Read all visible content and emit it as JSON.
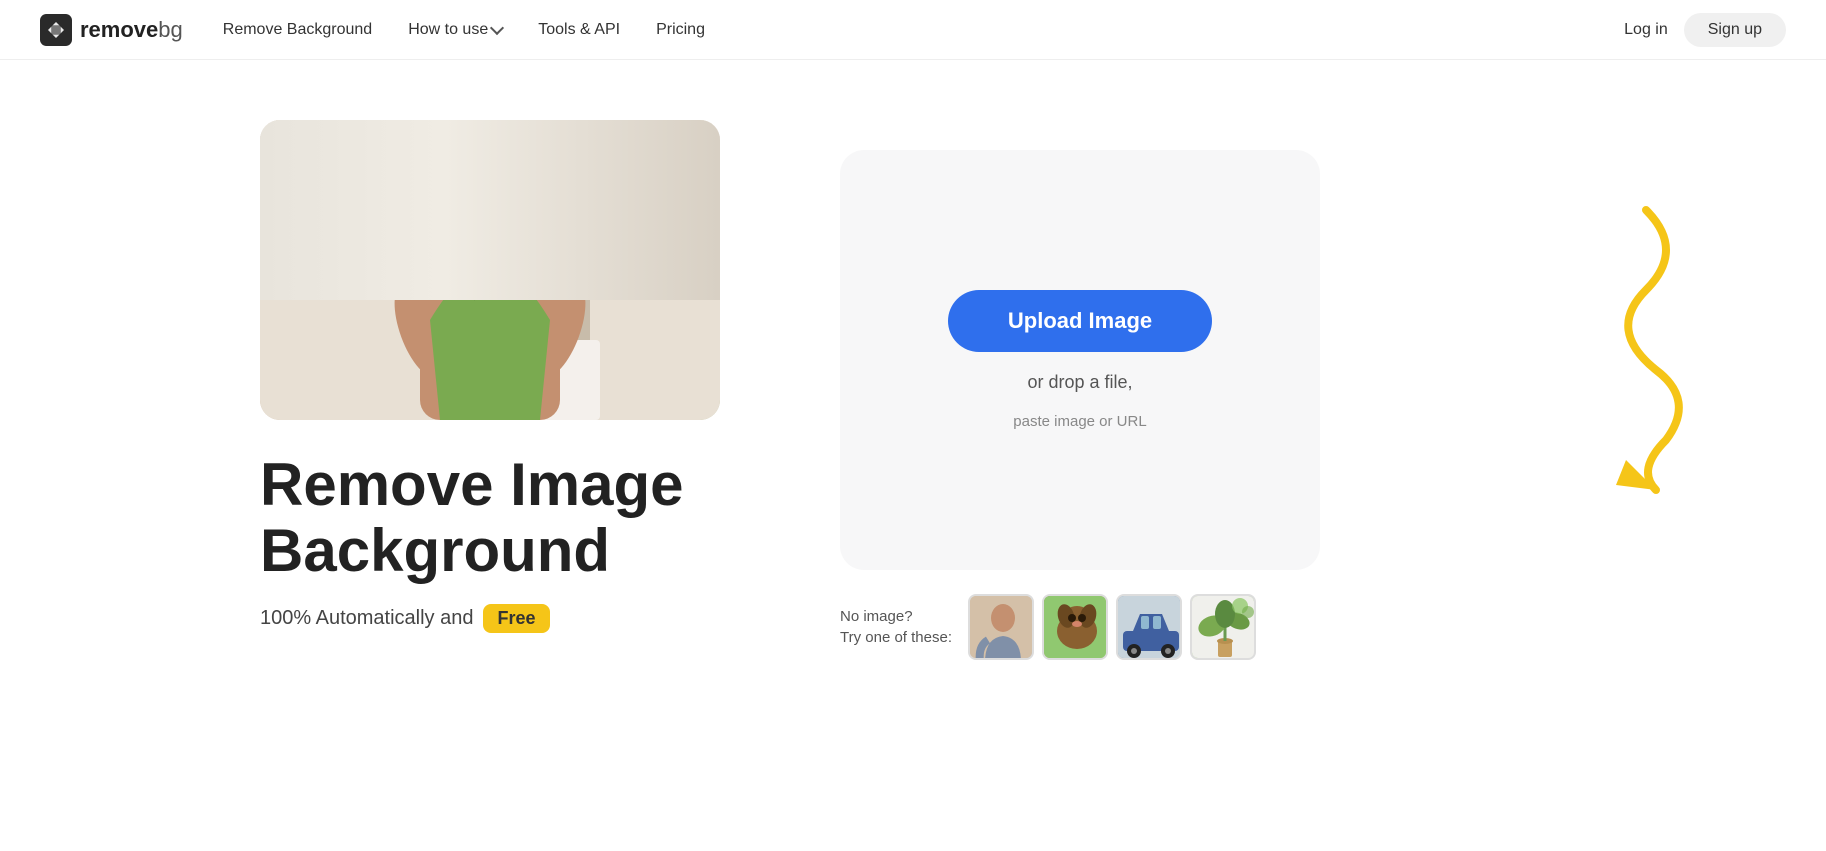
{
  "nav": {
    "logo_text_remove": "remove",
    "logo_text_bg": "bg",
    "links": [
      {
        "id": "remove-background",
        "label": "Remove Background",
        "hasDropdown": false
      },
      {
        "id": "how-to-use",
        "label": "How to use",
        "hasDropdown": true
      },
      {
        "id": "tools-api",
        "label": "Tools & API",
        "hasDropdown": false
      },
      {
        "id": "pricing",
        "label": "Pricing",
        "hasDropdown": false
      }
    ],
    "login_label": "Log in",
    "signup_label": "Sign up"
  },
  "hero": {
    "title_line1": "Remove Image",
    "title_line2": "Background",
    "subtitle_prefix": "100% Automatically and",
    "badge_label": "Free"
  },
  "upload": {
    "button_label": "Upload Image",
    "drop_text": "or drop a file,",
    "paste_text": "paste image or URL"
  },
  "samples": {
    "no_image_label": "No image?",
    "try_label": "Try one of these:",
    "thumbs": [
      {
        "id": "person",
        "alt": "Person sample"
      },
      {
        "id": "dog",
        "alt": "Dog sample"
      },
      {
        "id": "car",
        "alt": "Car sample"
      },
      {
        "id": "plant",
        "alt": "Plant sample"
      }
    ]
  },
  "decorations": {
    "squiggle_color": "#f5c518",
    "triangle_color": "#f5c518"
  }
}
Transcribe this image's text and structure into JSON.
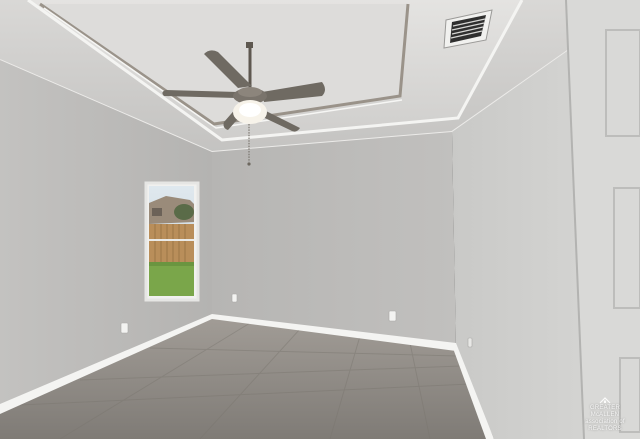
{
  "scene": {
    "subject": "empty-room-interior",
    "colors": {
      "ceiling": "#c9c8c6",
      "left_wall": "#bdbcbb",
      "back_wall": "#b9b8b6",
      "right_wall": "#cfcfcd",
      "floor": "#8f8b86",
      "baseboard": "#f2f2f0",
      "fan_blade": "#6f6a62",
      "grass": "#7aa64a",
      "fence": "#b98e5a"
    }
  },
  "watermark": {
    "line1": "GREATER McALLEN",
    "line2": "association of REALTORS",
    "icon": "house-roof-icon"
  }
}
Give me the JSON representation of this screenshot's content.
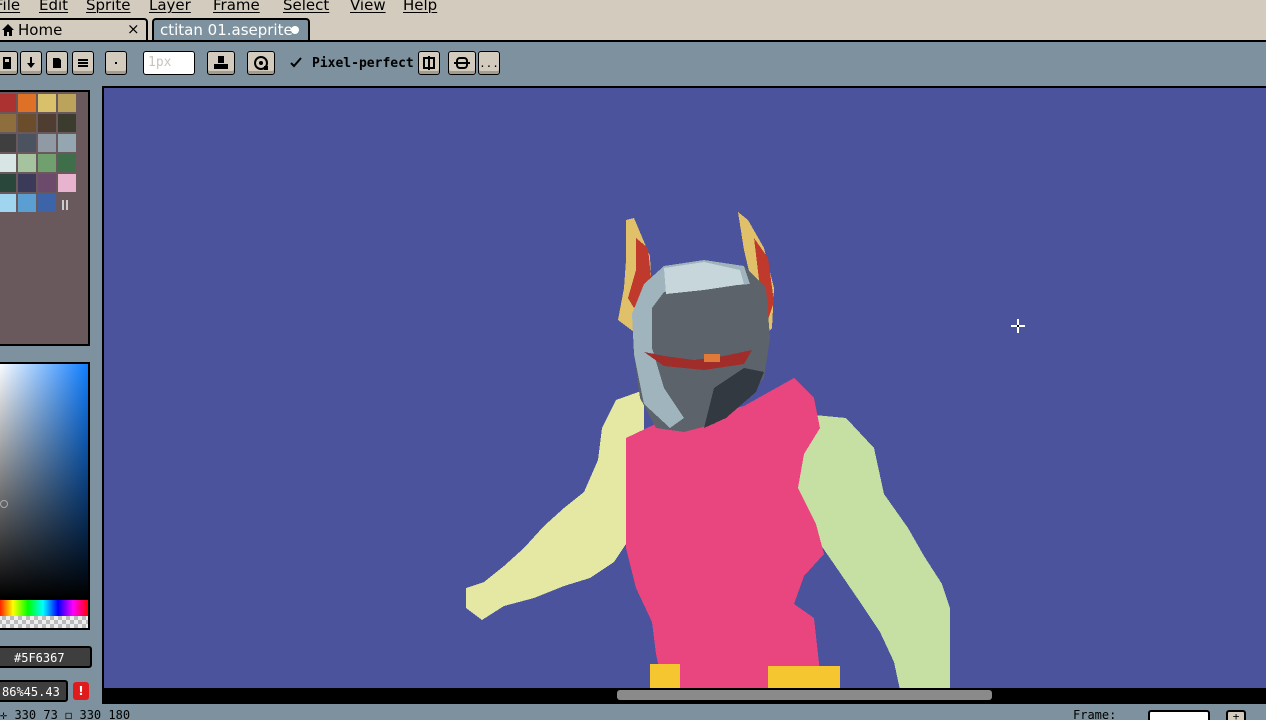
{
  "menu": {
    "items": [
      "File",
      "Edit",
      "Sprite",
      "Layer",
      "Frame",
      "Select",
      "View",
      "Help"
    ]
  },
  "tabs": {
    "home": {
      "label": "Home",
      "close": "×"
    },
    "file": {
      "label": "ctitan 01.aseprite"
    }
  },
  "toolbar": {
    "brush_size_placeholder": "1px",
    "pixel_perfect_label": "Pixel-perfect",
    "more_label": "..."
  },
  "palette": {
    "swatches": [
      "#ac3232",
      "#df7126",
      "#d9c06a",
      "#bca35b",
      "#8f6e3d",
      "#6b4d2c",
      "#4e3d30",
      "#3c3c2e",
      "#3f3f3f",
      "#4b5360",
      "#8f9aa5",
      "#94a7b1",
      "#d8e5e5",
      "#a5c39e",
      "#6fa06e",
      "#3f6e4b",
      "#29473a",
      "#3b3a58",
      "#6b4a6b",
      "#e7b3cf",
      "#9fd5ee",
      "#5b9fd2",
      "#3d64a8"
    ]
  },
  "color": {
    "hex_label": "#5F6367",
    "zoom_label": "86%45.43",
    "accent": "#0f7dff",
    "warn_symbol": "!"
  },
  "canvas": {
    "background": "#4a539b"
  },
  "status": {
    "position_text": "✛ 330 73  ◻ 330 180",
    "frame_label": "Frame:",
    "plus": "+"
  }
}
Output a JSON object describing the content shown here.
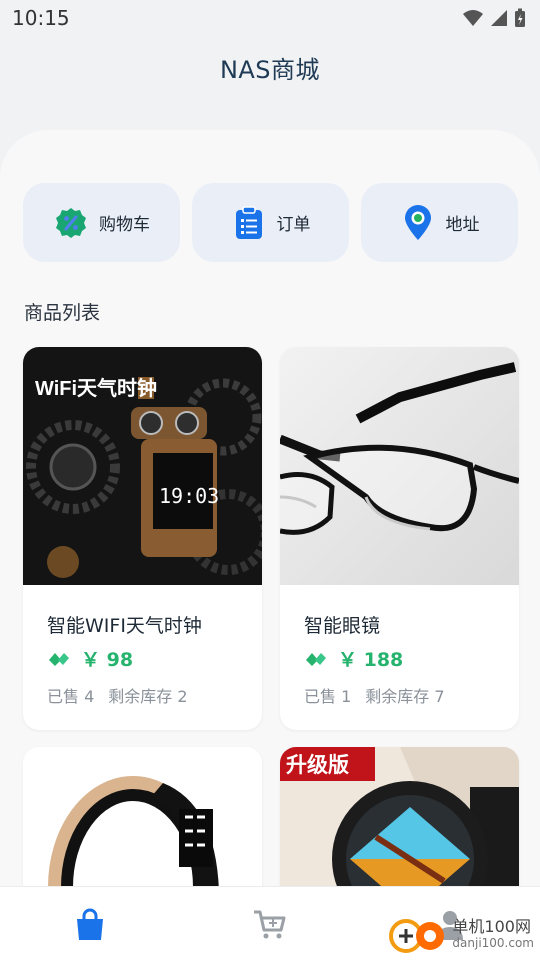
{
  "status_bar": {
    "time": "10:15"
  },
  "header": {
    "title": "NAS商城"
  },
  "quick_actions": [
    {
      "label": "购物车",
      "icon": "badge-percent-icon"
    },
    {
      "label": "订单",
      "icon": "clipboard-list-icon"
    },
    {
      "label": "地址",
      "icon": "location-pin-icon"
    }
  ],
  "product_section": {
    "title": "商品列表"
  },
  "products": [
    {
      "name": "智能WIFI天气时钟",
      "price": "￥ 98",
      "sold": "已售 4",
      "stock": "剩余库存 2",
      "image_overlay_text": "WiFi天气时钟",
      "screen_text": "19:03"
    },
    {
      "name": "智能眼镜",
      "price": "￥ 188",
      "sold": "已售 1",
      "stock": "剩余库存 7"
    },
    {
      "name": "",
      "image_overlay_text": ""
    },
    {
      "name": "",
      "image_overlay_text": "升级版"
    }
  ],
  "bottom_nav": [
    {
      "icon": "shopping-bag-icon",
      "active": true
    },
    {
      "icon": "cart-icon",
      "active": false
    },
    {
      "icon": "user-icon",
      "active": false
    }
  ],
  "watermark": {
    "text": "单机100网",
    "url": "danji100.com"
  },
  "colors": {
    "accent": "#1a73e8",
    "price": "#26b36d",
    "quick_bg": "#e9eef7"
  }
}
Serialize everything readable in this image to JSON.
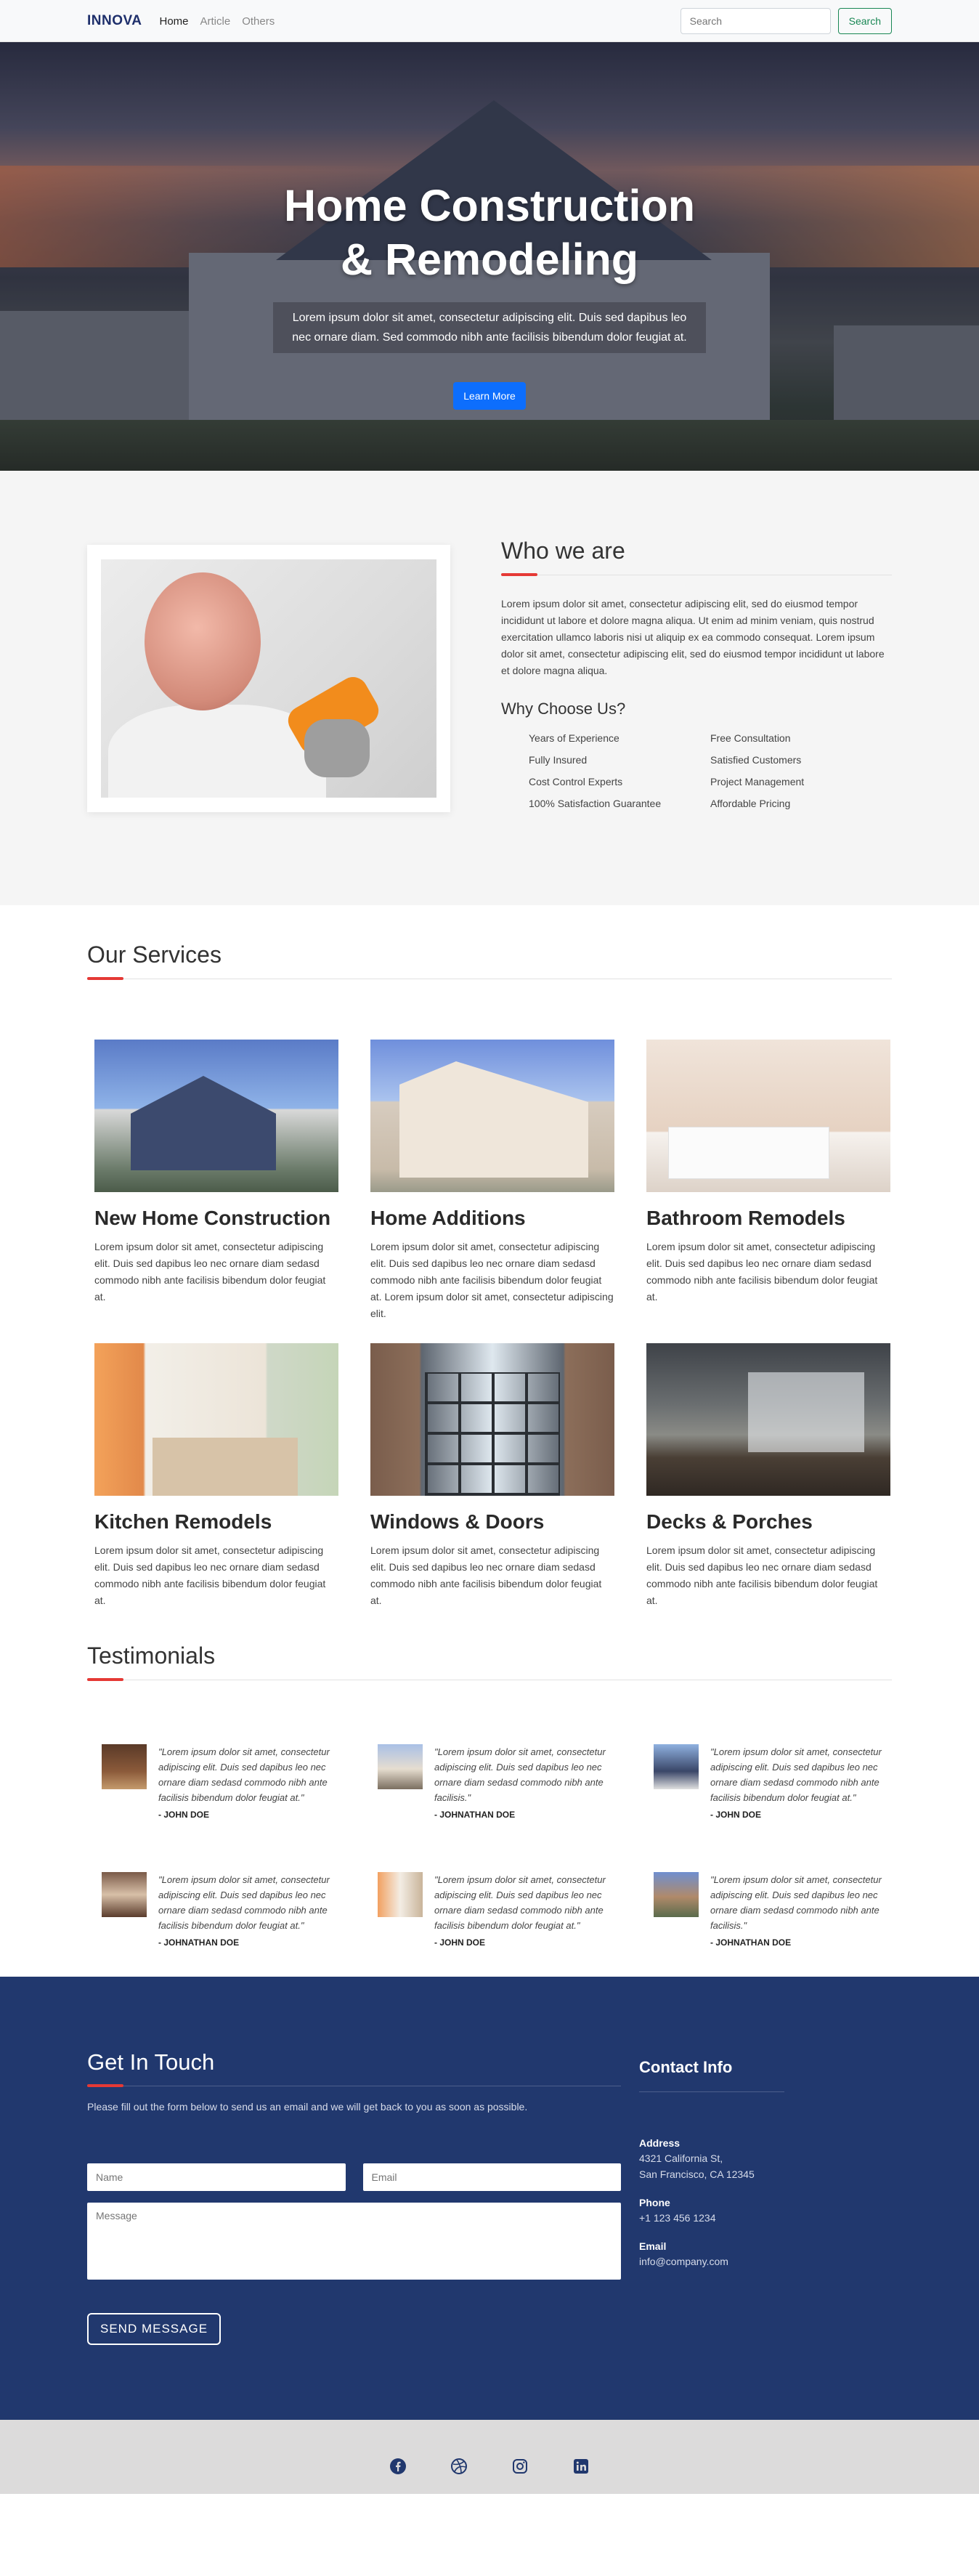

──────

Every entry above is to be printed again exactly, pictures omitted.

Read all visible content and emit it as JSON.
{
  "nav": {
    "logo_text_remove": "remove",
    "logo_text_bg": "bg",
    "links": [
      {
        "id": "remove-background",
        "label": "Remove Background",
        "hasDropdown": false
      },
      {
        "id": "how-to-use",
        "label": "How to use",
        "hasDropdown": true
      },
      {
        "id": "tools-api",
        "label": "Tools & API",
        "hasDropdown": false
      },
      {
        "id": "pricing",
        "label": "Pricing",
        "hasDropdown": false
      }
    ],
    "login_label": "Log in",
    "signup_label": "Sign up"
  },
  "hero": {
    "title_line1": "Remove Image",
    "title_line2": "Background",
    "subtitle_prefix": "100% Automatically and",
    "badge_label": "Free"
  },
  "upload": {
    "button_label": "Upload Image",
    "drop_text": "or drop a file,",
    "paste_text": "paste image or URL"
  },
  "samples": {
    "no_image_label": "No image?",
    "try_label": "Try one of these:",
    "thumbs": [
      {
        "id": "person",
        "alt": "Person sample"
      },
      {
        "id": "dog",
        "alt": "Dog sample"
      },
      {
        "id": "car",
        "alt": "Car sample"
      },
      {
        "id": "plant",
        "alt": "Plant sample"
      }
    ]
  },
  "decorations": {
    "squiggle_color": "#f5c518",
    "triangle_color": "#f5c518"
  }
}
Transcribe this image's text and structure into JSON.
{
  "scene": {
    "subject": "empty-room-interior",
    "colors": {
      "ceiling": "#c9c8c6",
      "left_wall": "#bdbcbb",
      "back_wall": "#b9b8b6",
      "right_wall": "#cfcfcd",
      "floor": "#8f8b86",
      "baseboard": "#f2f2f0",
      "fan_blade": "#6f6a62",
      "grass": "#7aa64a",
      "fence": "#b98e5a"
    }
  },
  "watermark": {
    "line1": "GREATER McALLEN",
    "line2": "association of REALTORS",
    "icon": "house-roof-icon"
  }
}
Give me the JSON representation of this screenshot's content.
{
  "menu": {
    "items": [
      "File",
      "Edit",
      "Sprite",
      "Layer",
      "Frame",
      "Select",
      "View",
      "Help"
    ]
  },
  "tabs": {
    "home": {
      "label": "Home",
      "close": "×"
    },
    "file": {
      "label": "ctitan 01.aseprite"
    }
  },
  "toolbar": {
    "brush_size_placeholder": "1px",
    "pixel_perfect_label": "Pixel-perfect",
    "more_label": "..."
  },
  "palette": {
    "swatches": [
      "#ac3232",
      "#df7126",
      "#d9c06a",
      "#bca35b",
      "#8f6e3d",
      "#6b4d2c",
      "#4e3d30",
      "#3c3c2e",
      "#3f3f3f",
      "#4b5360",
      "#8f9aa5",
      "#94a7b1",
      "#d8e5e5",
      "#a5c39e",
      "#6fa06e",
      "#3f6e4b",
      "#29473a",
      "#3b3a58",
      "#6b4a6b",
      "#e7b3cf",
      "#9fd5ee",
      "#5b9fd2",
      "#3d64a8"
    ]
  },
  "color": {
    "hex_label": "#5F6367",
    "zoom_label": "86%45.43",
    "accent": "#0f7dff",
    "warn_symbol": "!"
  },
  "canvas": {
    "background": "#4a539b"
  },
  "status": {
    "position_text": "✛ 330 73  ◻ 330 180",
    "frame_label": "Frame:",
    "plus": "+"
  }
}
Output a JSON object describing the content shown here.
{
  "status_bar": {
    "time": "10:15"
  },
  "header": {
    "title": "NAS商城"
  },
  "quick_actions": [
    {
      "label": "购物车",
      "icon": "badge-percent-icon"
    },
    {
      "label": "订单",
      "icon": "clipboard-list-icon"
    },
    {
      "label": "地址",
      "icon": "location-pin-icon"
    }
  ],
  "product_section": {
    "title": "商品列表"
  },
  "products": [
    {
      "name": "智能WIFI天气时钟",
      "price": "￥ 98",
      "sold": "已售 4",
      "stock": "剩余库存 2",
      "image_overlay_text": "WiFi天气时钟",
      "screen_text": "19:03"
    },
    {
      "name": "智能眼镜",
      "price": "￥ 188",
      "sold": "已售 1",
      "stock": "剩余库存 7"
    },
    {
      "name": "",
      "image_overlay_text": ""
    },
    {
      "name": "",
      "image_overlay_text": "升级版"
    }
  ],
  "bottom_nav": [
    {
      "icon": "shopping-bag-icon",
      "active": true
    },
    {
      "icon": "cart-icon",
      "active": false
    },
    {
      "icon": "user-icon",
      "active": false
    }
  ],
  "watermark": {
    "text": "单机100网",
    "url": "danji100.com"
  },
  "colors": {
    "accent": "#1a73e8",
    "price": "#26b36d",
    "quick_bg": "#e9eef7"
  }
}
Serialize everything readable in this image to JSON.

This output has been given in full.